As the EVPN control plane is based on the Border Gateway Protocol (BGP), it can transport Layer 2 MAC and Layer 3 IP information at the same time. It is similar to the familiar MPLS/VPN control plane but also supports Layer 2 (MAC addresses) and Layer 3 (Ipv4 and Ipv6 addresses and prefixes).
Because this enables those MAC and IP addresses to be identified that are easy to reach, this flexible architecture allows optimised routing and switching within a network. With the aid of EVPN, firms can set up virtual tunnels to encapsulate data, transport it to its destination and then decapsulate it. EVPN-VXLAN allows old and new applications to be run on the same infrastructure. It also allows the standardisation of operation across different configurations.
Benefits of EVPN
EVPN-VXLAN enables flexibility for endpoints by separating the overlay network (virtual topology) from the underlay network (physical topology). By using overlays, companies can provide efficient Layer 2/Layer 3 connections between endpoints across computer centres while retaining the existing underlay architecture. Point-to-point, point-to-multipoint and any-to-any topologies can be realised with Ethernet VPN. With VXLAN, EVPN also boosts flexibility, stability and scalability, regardless of the size of the network. Anything can be implemented from a small infrastructure with a few switches through to a computer centre with a hundred racks.
Here are the key benefits of EVPN at a glance:
- Open and programmable standard-based architecture
- Integrated and efficient Layer 2/Layer 3 connectivity
- Network can be segmented across multiple computer centres
- Simple scalability
- Mobility of MAC addresses
- Cost benefits: As Ethernet infrastructure is usually already in place in companies, they save further investment. Ethernet bandwidths are less expensive than traditional WAN bandwidths. The price is further reduced as, with Ethernet VPN, only one connection to the network is needed for each additional site.
- Configuration: With Ethernet VPN, companies have the option of integrating add-on services into the network and combining them in any way they wish. Together with quality of service, applications can be given different priorities, disaster recovery solutions can be mapped more easily and remote management made simpler.
EVPN products from Juniper and Cisco
It goes without saying that key vendors such as Cisco or Juniper support EVPN and VXLAN.
For example, Cisco ACI (Application Centric Infrastructure), the solution for computer centres and SDN architecture (Software Defined Networking), works in the background with EVPN and VXLAN. Cisco has also integrated Ethernet VPN as a feature in the NX-OS of the Nexus 9000 Switches as well as in the routers of the Cisco ASR 9000 series.
Juniper has a campus solution based on a VXLAN overlay with EVPN control plane in its portfolio.
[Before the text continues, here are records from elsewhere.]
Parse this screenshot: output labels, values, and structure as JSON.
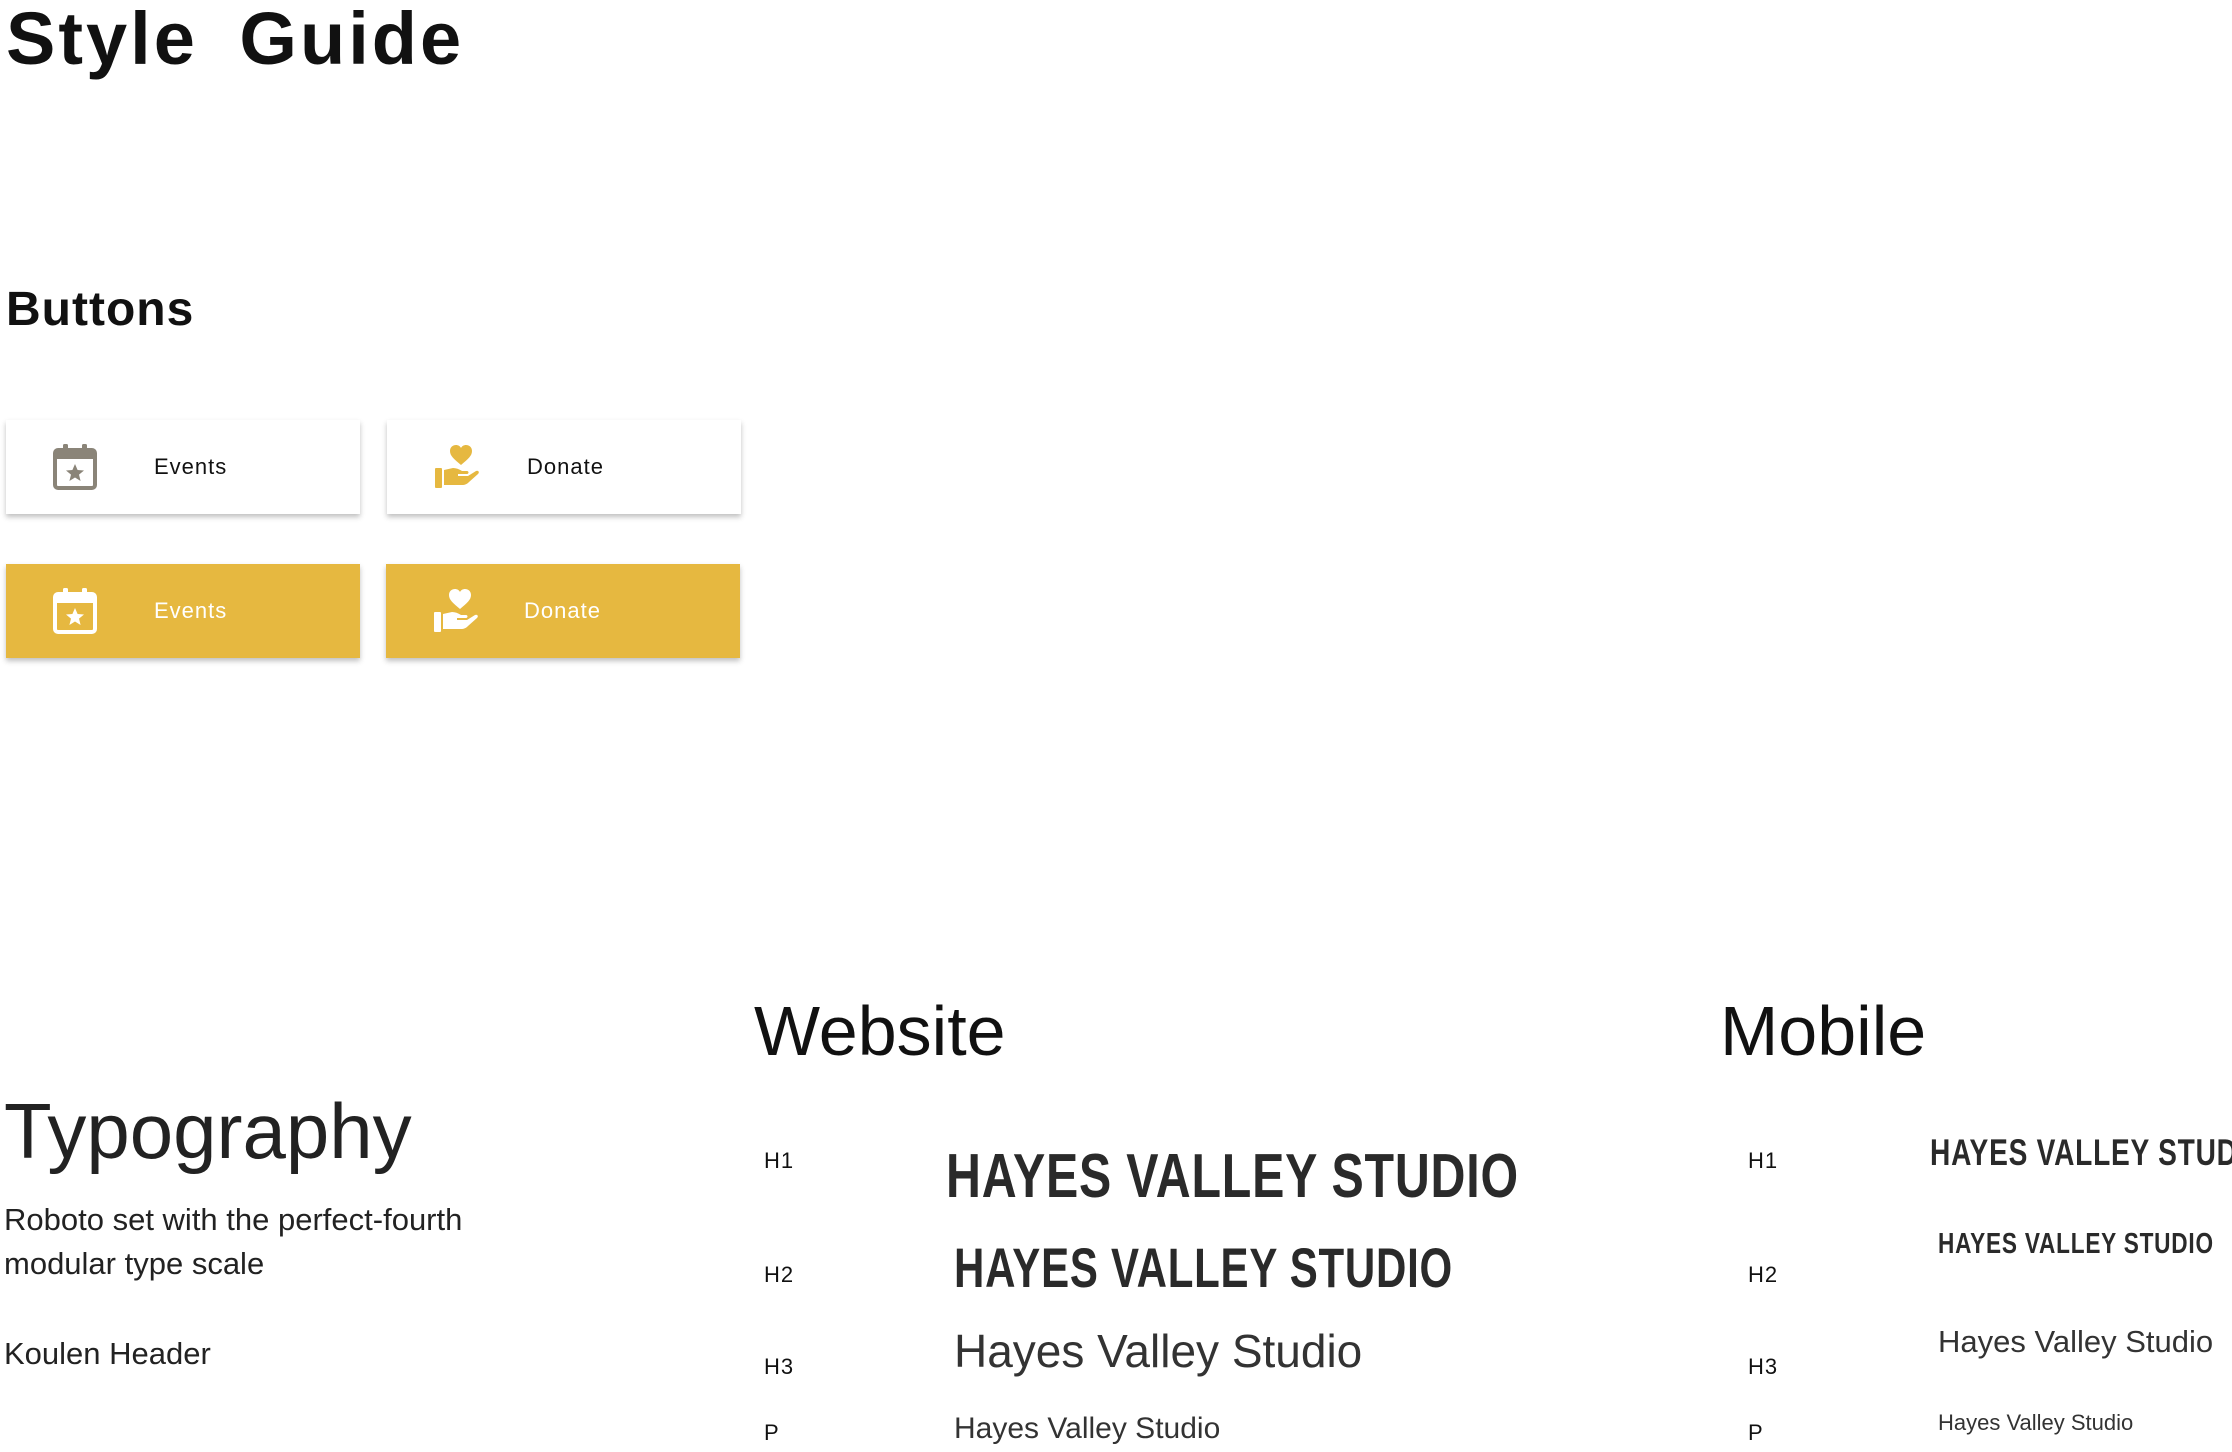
{
  "page": {
    "title": "Style Guide"
  },
  "buttons": {
    "title": "Buttons",
    "items": [
      {
        "label": "Events",
        "icon": "calendar-star-icon",
        "style": "outline"
      },
      {
        "label": "Donate",
        "icon": "heart-hand-icon",
        "style": "outline"
      },
      {
        "label": "Events",
        "icon": "calendar-star-icon",
        "style": "filled"
      },
      {
        "label": "Donate",
        "icon": "heart-hand-icon",
        "style": "filled"
      }
    ]
  },
  "colors": {
    "accent": "#e6b840",
    "calendar_icon_outline": "#8a8478",
    "text_dark": "#111111"
  },
  "typography": {
    "title": "Typography",
    "description": "Roboto set with the perfect-fourth modular type scale",
    "header_font": "Koulen Header",
    "website": {
      "title": "Website",
      "h1_tag": "H1",
      "h2_tag": "H2",
      "h3_tag": "H3",
      "p_tag": "P",
      "h1_sample": "HAYES VALLEY STUDIO",
      "h2_sample": "HAYES VALLEY STUDIO",
      "h3_sample": "Hayes Valley Studio",
      "p_sample": "Hayes Valley Studio"
    },
    "mobile": {
      "title": "Mobile",
      "h1_tag": "H1",
      "h2_tag": "H2",
      "h3_tag": "H3",
      "p_tag": "P",
      "h1_sample": "HAYES VALLEY STUDIO",
      "h2_sample": "HAYES VALLEY STUDIO",
      "h3_sample": "Hayes Valley Studio",
      "p_sample": "Hayes Valley Studio"
    }
  }
}
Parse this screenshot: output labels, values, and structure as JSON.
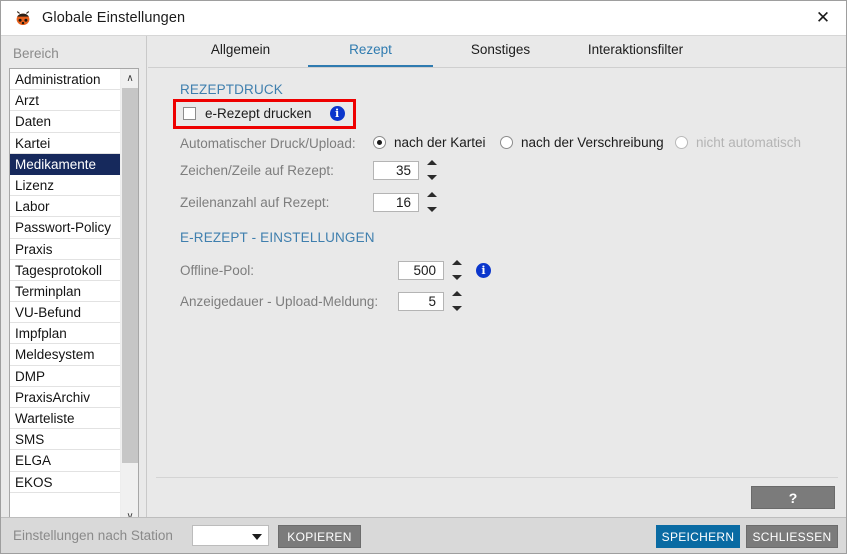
{
  "window": {
    "title": "Globale Einstellungen",
    "app_icon": "ladybug-icon",
    "close_label": "✕"
  },
  "sidebar": {
    "header": "Bereich",
    "items": [
      {
        "label": "Administration",
        "selected": false
      },
      {
        "label": "Arzt",
        "selected": false
      },
      {
        "label": "Daten",
        "selected": false
      },
      {
        "label": "Kartei",
        "selected": false
      },
      {
        "label": "Medikamente",
        "selected": true
      },
      {
        "label": "Lizenz",
        "selected": false
      },
      {
        "label": "Labor",
        "selected": false
      },
      {
        "label": "Passwort-Policy",
        "selected": false
      },
      {
        "label": "Praxis",
        "selected": false
      },
      {
        "label": "Tagesprotokoll",
        "selected": false
      },
      {
        "label": "Terminplan",
        "selected": false
      },
      {
        "label": "VU-Befund",
        "selected": false
      },
      {
        "label": "Impfplan",
        "selected": false
      },
      {
        "label": "Meldesystem",
        "selected": false
      },
      {
        "label": "DMP",
        "selected": false
      },
      {
        "label": "PraxisArchiv",
        "selected": false
      },
      {
        "label": "Warteliste",
        "selected": false
      },
      {
        "label": "SMS",
        "selected": false
      },
      {
        "label": "ELGA",
        "selected": false
      },
      {
        "label": "EKOS",
        "selected": false
      }
    ],
    "scroll_up_glyph": "∧",
    "scroll_down_glyph": "∨"
  },
  "tabs": [
    {
      "label": "Allgemein",
      "active": false
    },
    {
      "label": "Rezept",
      "active": true
    },
    {
      "label": "Sonstiges",
      "active": false
    },
    {
      "label": "Interaktionsfilter",
      "active": false
    }
  ],
  "rezeptdruck": {
    "section_title": "REZEPTDRUCK",
    "checkbox_label": "e-Rezept drucken",
    "checkbox_checked": false,
    "checkbox_info_icon": "info-icon",
    "auto_label": "Automatischer Druck/Upload:",
    "auto_options": [
      {
        "label": "nach der Kartei",
        "selected": true,
        "disabled": false
      },
      {
        "label": "nach der Verschreibung",
        "selected": false,
        "disabled": false
      },
      {
        "label": "nicht automatisch",
        "selected": false,
        "disabled": true
      }
    ],
    "chars_label": "Zeichen/Zeile auf Rezept:",
    "chars_value": "35",
    "lines_label": "Zeilenanzahl auf Rezept:",
    "lines_value": "16"
  },
  "erezept": {
    "section_title": "E-REZEPT - EINSTELLUNGEN",
    "offline_pool_label": "Offline-Pool:",
    "offline_pool_value": "500",
    "offline_pool_info_icon": "info-icon",
    "display_duration_label": "Anzeigedauer - Upload-Meldung:",
    "display_duration_value": "5"
  },
  "help_button": "?",
  "footer": {
    "station_label": "Einstellungen nach Station",
    "station_value": "",
    "copy_label": "KOPIEREN",
    "save_label": "SPEICHERN",
    "close_label": "SCHLIESSEN"
  },
  "colors": {
    "accent_blue": "#0a6ba3",
    "section_blue": "#3f7fae",
    "selection_navy": "#16295c",
    "highlight_red": "#ee0000",
    "info_blue": "#0b36cc",
    "button_grey": "#7b7b7b"
  }
}
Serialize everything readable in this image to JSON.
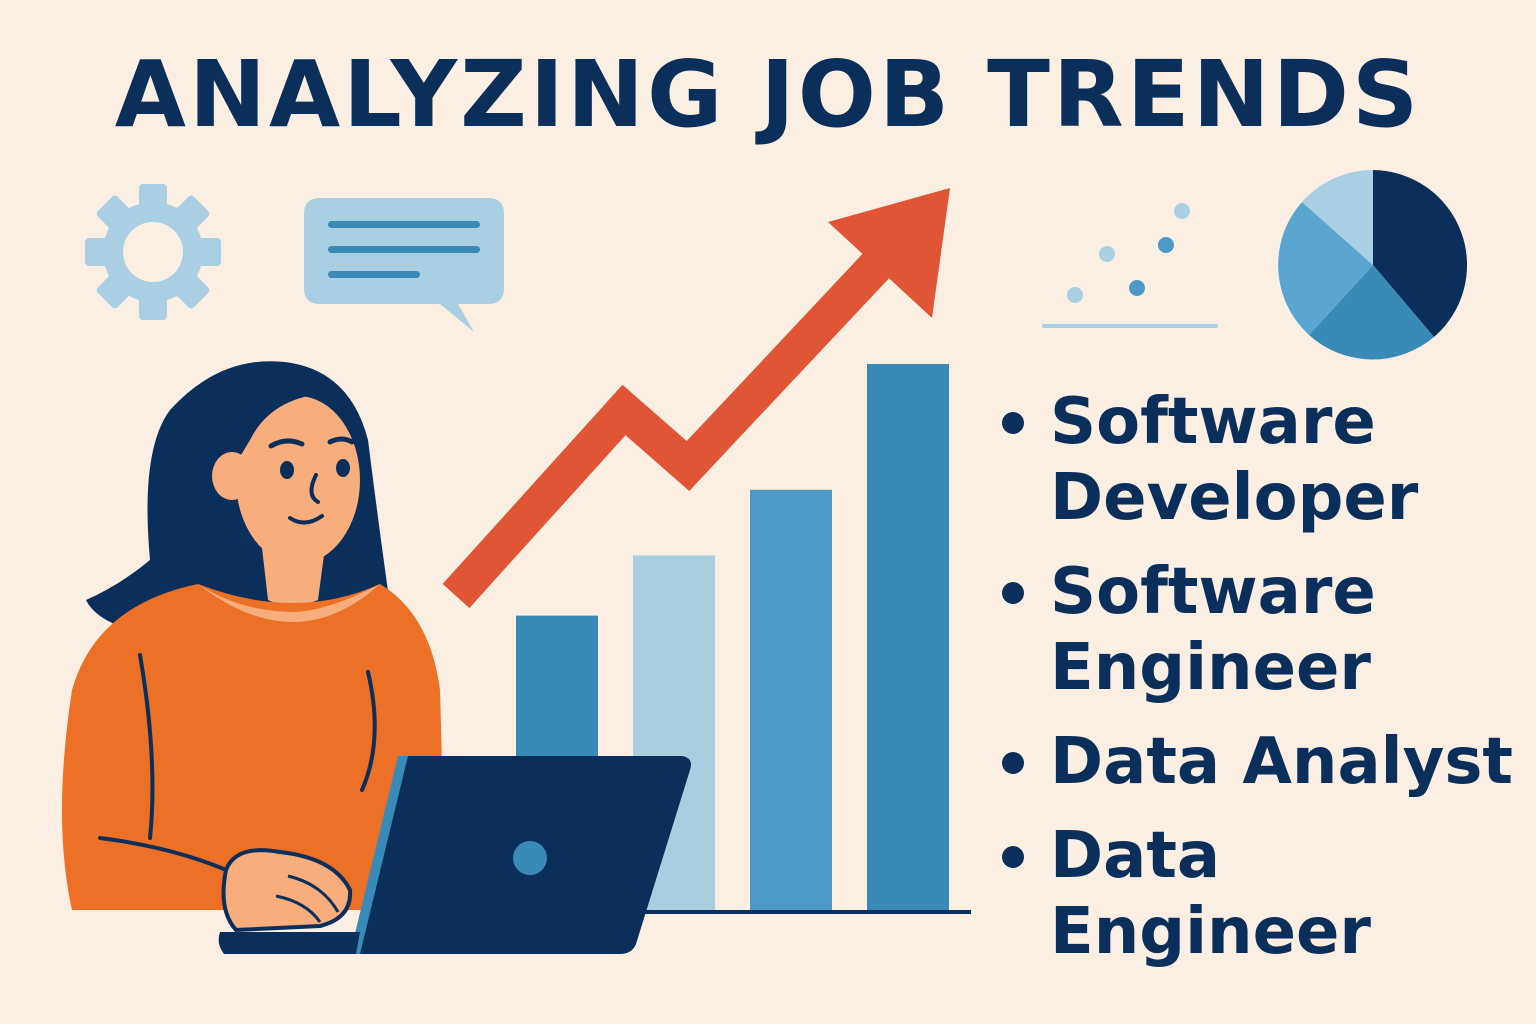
{
  "title": "ANALYZING JOB TRENDS",
  "jobs": [
    {
      "line1": "Software",
      "line2": "Developer"
    },
    {
      "line1": "Software",
      "line2": "Engineer"
    },
    {
      "line1": "Data Analyst",
      "line2": ""
    },
    {
      "line1": "Data",
      "line2": "Engineer"
    }
  ],
  "bar_levels": [
    0.54,
    0.65,
    0.77,
    1.0
  ],
  "colors": {
    "background": "#fbefe3",
    "navy": "#0b2f5b",
    "arrow": "#e05535",
    "shirt": "#ec7026",
    "skin": "#f8ad7c",
    "blue_dark": "#3a8ab8",
    "blue_light": "#a8cfe0",
    "blue_mid": "#4d9ac9"
  },
  "icons": [
    "gear-icon",
    "chat-bubble-icon",
    "scatter-plot-icon",
    "pie-chart-icon",
    "trend-arrow-icon",
    "laptop-icon"
  ]
}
The company has also integrated EVPN into the switches of the QFX series, switches of the EX series and routers of the MX series.